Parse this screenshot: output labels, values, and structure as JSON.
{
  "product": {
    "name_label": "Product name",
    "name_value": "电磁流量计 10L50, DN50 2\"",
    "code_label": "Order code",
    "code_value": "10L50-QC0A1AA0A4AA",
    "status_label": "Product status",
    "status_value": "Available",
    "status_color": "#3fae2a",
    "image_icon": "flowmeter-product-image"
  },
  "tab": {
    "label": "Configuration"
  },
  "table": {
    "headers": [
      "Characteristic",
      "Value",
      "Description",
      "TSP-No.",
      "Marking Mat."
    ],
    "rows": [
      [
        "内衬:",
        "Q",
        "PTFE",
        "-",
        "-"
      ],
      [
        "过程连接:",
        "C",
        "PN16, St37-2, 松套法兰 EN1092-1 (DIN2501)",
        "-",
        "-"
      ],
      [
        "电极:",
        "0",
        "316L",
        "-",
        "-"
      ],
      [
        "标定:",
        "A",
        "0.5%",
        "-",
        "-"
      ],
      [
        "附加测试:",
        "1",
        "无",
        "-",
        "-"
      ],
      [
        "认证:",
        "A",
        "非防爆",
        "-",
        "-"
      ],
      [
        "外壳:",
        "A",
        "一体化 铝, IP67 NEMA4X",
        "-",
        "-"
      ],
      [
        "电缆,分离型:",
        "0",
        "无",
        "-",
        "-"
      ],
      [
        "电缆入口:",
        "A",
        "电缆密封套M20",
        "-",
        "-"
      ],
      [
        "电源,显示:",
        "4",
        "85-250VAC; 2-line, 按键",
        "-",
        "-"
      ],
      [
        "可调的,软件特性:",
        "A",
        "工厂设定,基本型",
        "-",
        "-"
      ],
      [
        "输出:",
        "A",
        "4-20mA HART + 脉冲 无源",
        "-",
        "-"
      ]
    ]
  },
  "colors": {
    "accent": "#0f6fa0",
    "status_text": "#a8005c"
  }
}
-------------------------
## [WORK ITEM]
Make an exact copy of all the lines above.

## [REPLY TO THE TASK]
Parse this screenshot: output labels, values, and structure as JSON.
{
  "product": {
    "name_label": "Product name",
    "name_value": "电磁流量计 10L50, DN50 2\"",
    "code_label": "Order code",
    "code_value": "10L50-QC0A1AA0A4AA",
    "status_label": "Product status",
    "status_value": "Available",
    "status_color": "#3fae2a",
    "image_icon": "flowmeter-product-image"
  },
  "tab": {
    "label": "Configuration"
  },
  "table": {
    "headers": [
      "Characteristic",
      "Value",
      "Description",
      "TSP-No.",
      "Marking Mat."
    ],
    "rows": [
      [
        "内衬:",
        "Q",
        "PTFE",
        "-",
        "-"
      ],
      [
        "过程连接:",
        "C",
        "PN16, St37-2, 松套法兰 EN1092-1 (DIN2501)",
        "-",
        "-"
      ],
      [
        "电极:",
        "0",
        "316L",
        "-",
        "-"
      ],
      [
        "标定:",
        "A",
        "0.5%",
        "-",
        "-"
      ],
      [
        "附加测试:",
        "1",
        "无",
        "-",
        "-"
      ],
      [
        "认证:",
        "A",
        "非防爆",
        "-",
        "-"
      ],
      [
        "外壳:",
        "A",
        "一体化 铝, IP67 NEMA4X",
        "-",
        "-"
      ],
      [
        "电缆,分离型:",
        "0",
        "无",
        "-",
        "-"
      ],
      [
        "电缆入口:",
        "A",
        "电缆密封套M20",
        "-",
        "-"
      ],
      [
        "电源,显示:",
        "4",
        "85-250VAC; 2-line, 按键",
        "-",
        "-"
      ],
      [
        "可调的,软件特性:",
        "A",
        "工厂设定,基本型",
        "-",
        "-"
      ],
      [
        "输出:",
        "A",
        "4-20mA HART + 脉冲 无源",
        "-",
        "-"
      ]
    ]
  },
  "colors": {
    "accent": "#0f6fa0",
    "status_text": "#a8005c"
  }
}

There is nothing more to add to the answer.